Departmental and hospital administrators should understand and excuse those who work night shifts from daytime meetings even if alternative arrangements must be made for CME and administrative updates. Adaptive dietary habits such as avoidance of alcohol and caffeine, and the consumption of a carbohydrate rich meal before sleeping, and intake of high protein on arising should be developed. Other manipulations such as exposure to bright lights on awakening, exercise, hydration, and possibly the use of melatonin when necessary to promote sleep may be applied, but pharmacologic manipulation should be avoided because of the increased addictive potential of some of these interventions when chronic use is prompted by work requirements.

Obviously, smoking cessation should be the cornerstone of any cardiovascular risk reduction strategy. There is evidence that this can be effective at any time in a smoker’s life.

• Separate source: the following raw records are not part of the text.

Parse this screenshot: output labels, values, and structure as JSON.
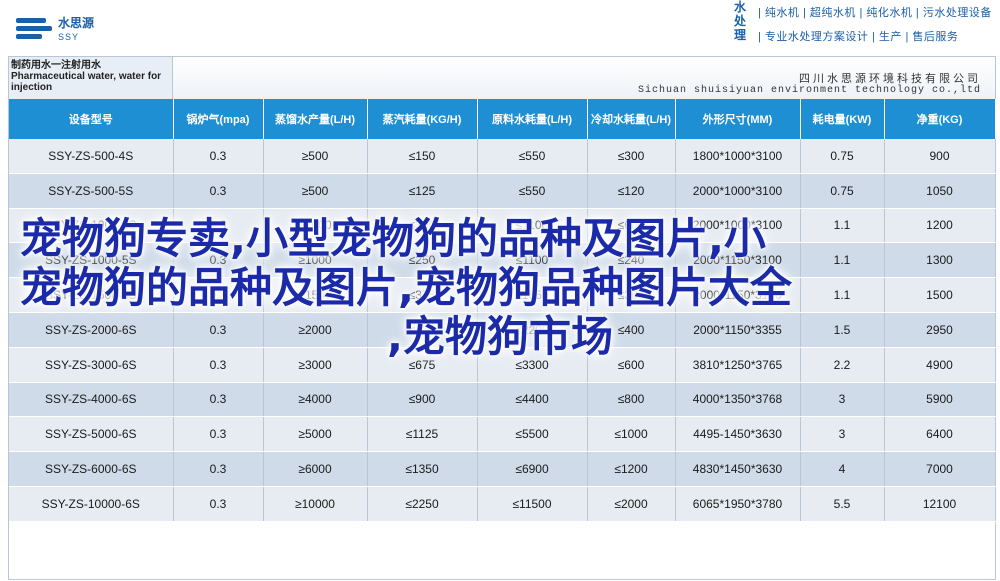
{
  "header": {
    "logo_text": "水思源",
    "logo_sub": "SSY",
    "brand_vertical": [
      "水",
      "处",
      "理"
    ],
    "brand_line1": "| 纯水机 | 超纯水机 | 纯化水机 | 污水处理设备",
    "brand_line2": "| 专业水处理方案设计 | 生产 | 售后服务"
  },
  "table": {
    "title_left": [
      "制药用水一注射用水",
      "Pharmaceutical water, water for",
      "injection"
    ],
    "company_cn": "四川水思源环境科技有限公司",
    "company_en": "Sichuan shuisiyuan environment technology co.,ltd",
    "columns": [
      "设备型号",
      "锅炉气(mpa)",
      "蒸馏水产量(L/H)",
      "蒸汽耗量(KG/H)",
      "原料水耗量(L/H)",
      "冷却水耗量(L/H)",
      "外形尺寸(MM)",
      "耗电量(KW)",
      "净重(KG)"
    ],
    "rows": [
      [
        "SSY-ZS-500-4S",
        "0.3",
        "≥500",
        "≤150",
        "≤550",
        "≤300",
        "1800*1000*3100",
        "0.75",
        "900"
      ],
      [
        "SSY-ZS-500-5S",
        "0.3",
        "≥500",
        "≤125",
        "≤550",
        "≤120",
        "2000*1000*3100",
        "0.75",
        "1050"
      ],
      [
        "SSY-ZS-1000-4S",
        "0.3",
        "≥1000",
        "≤300",
        "≤1100",
        "≤600",
        "2000*1000*3100",
        "1.1",
        "1200"
      ],
      [
        "SSY-ZS-1000-5S",
        "0.3",
        "≥1000",
        "≤250",
        "≤1100",
        "≤240",
        "2000*1150*3100",
        "1.1",
        "1300"
      ],
      [
        "SSY-ZS-1500-5S",
        "0.3",
        "≥1500",
        "≤375",
        "≤1650",
        "≤360",
        "2000*1150*3100",
        "1.1",
        "1500"
      ],
      [
        "SSY-ZS-2000-6S",
        "0.3",
        "≥2000",
        "≤450",
        "≤2200",
        "≤400",
        "2000*1150*3355",
        "1.5",
        "2950"
      ],
      [
        "SSY-ZS-3000-6S",
        "0.3",
        "≥3000",
        "≤675",
        "≤3300",
        "≤600",
        "3810*1250*3765",
        "2.2",
        "4900"
      ],
      [
        "SSY-ZS-4000-6S",
        "0.3",
        "≥4000",
        "≤900",
        "≤4400",
        "≤800",
        "4000*1350*3768",
        "3",
        "5900"
      ],
      [
        "SSY-ZS-5000-6S",
        "0.3",
        "≥5000",
        "≤1125",
        "≤5500",
        "≤1000",
        "4495-1450*3630",
        "3",
        "6400"
      ],
      [
        "SSY-ZS-6000-6S",
        "0.3",
        "≥6000",
        "≤1350",
        "≤6900",
        "≤1200",
        "4830*1450*3630",
        "4",
        "7000"
      ],
      [
        "SSY-ZS-10000-6S",
        "0.3",
        "≥10000",
        "≤2250",
        "≤11500",
        "≤2000",
        "6065*1950*3780",
        "5.5",
        "12100"
      ]
    ]
  },
  "overlay": {
    "line1": "宠物狗专卖,小型宠物狗的品种及图片,小",
    "line2": "宠物狗的品种及图片,宠物狗品种图片大全",
    "line3": ",宠物狗市场"
  },
  "colors": {
    "header_blue": "#1f8fd3",
    "row_light": "#e7ecf3",
    "row_dark": "#cfdbe9",
    "overlay_text": "#1a2aa8"
  }
}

In some EDs it seems that a smoke break may be the only “legitimate” excuse for taking time out of a stressful shift, and this may be more of a hazard even for ED nurses than EPs. Establishing a quiet “break room” where napping or meditation is actually possible should be considered as a health preserving alternative to smoke breaks, and although it is not an option for nurses in most institutions to “nap” on the job, there is no reason that such an accommodation should not be available to nurses as an alternative to a “time out on the ambulance ramp.”

Other columns in EPM have suggested healthy alternatives to the typical night shift snack of cold pizza and deep fried doughnuts. Our police partners (who apparently get free handouts from certain purveyors of these products and freely share them with us at night) are at least slightly to blame for the centripetal weight gain often experienced by night shift workers. (I don’t know how to discourage this behavior without being impolite, but personally I became highly selective about the type of doughnut I would indulge in, and it was, thankfully, rarely available anymore late at night.) Although caffeine is almost a necessity on night shift, all forms should be avoided at least four hours prior to anticipated sleep. A high protein snack or drink might be substituted, the arousing effects of which may be dissipated more rapidly than caffeine when bedtime arrives.

I am a big believer in dietary supplements and would recommend both a quality multivitamin, extra Vitamin D, Calcium, Magnesium, Coenzyme Q-10, Resveratrol, EPA and DHA supplementation for all adults, but especially for those of us who pursue shift work.

We don’t yet have precise data about the overall risk or potential for increased mortality among emergency personnel due to cardiovascular or other effects of shift work or work in a highly stressful specialty. We are still a young specialty and only a few studies have even broached the subject or reached maturity. More research undoubtedly should be pursued. But the best prevention of any catastrophe is always avoidance. It would behoove all groups to consider seeking dedicated night shift staff, providing a substantial shift differential, and teaching all emergency personnel starting at the very beginning of training, that our potential increased risk of developing several lethal diseases, including cardiovascular, mandates redoubling our efforts to live as healthy a lifestyle otherwise as we possibly can.

Dr. Andrew is a trial preparation consultant and litigation stress counselor. Find more on risk management, litigation and wellness at mdmentor.com

Add comment

Security code
Refresh

Popular Authors

  • Greg Henry
  • Rick Bukata
  • Mark Plaster
  • Kevin Klauer
  • Jesse Pines
  • David Newman
  • Rich Levitan
  • Ghazala Sharieff
  • Nicholas Genes
  • Jeannette Wolfe
  • William Sullivan
  • Michael Silverman

Earn CME Credit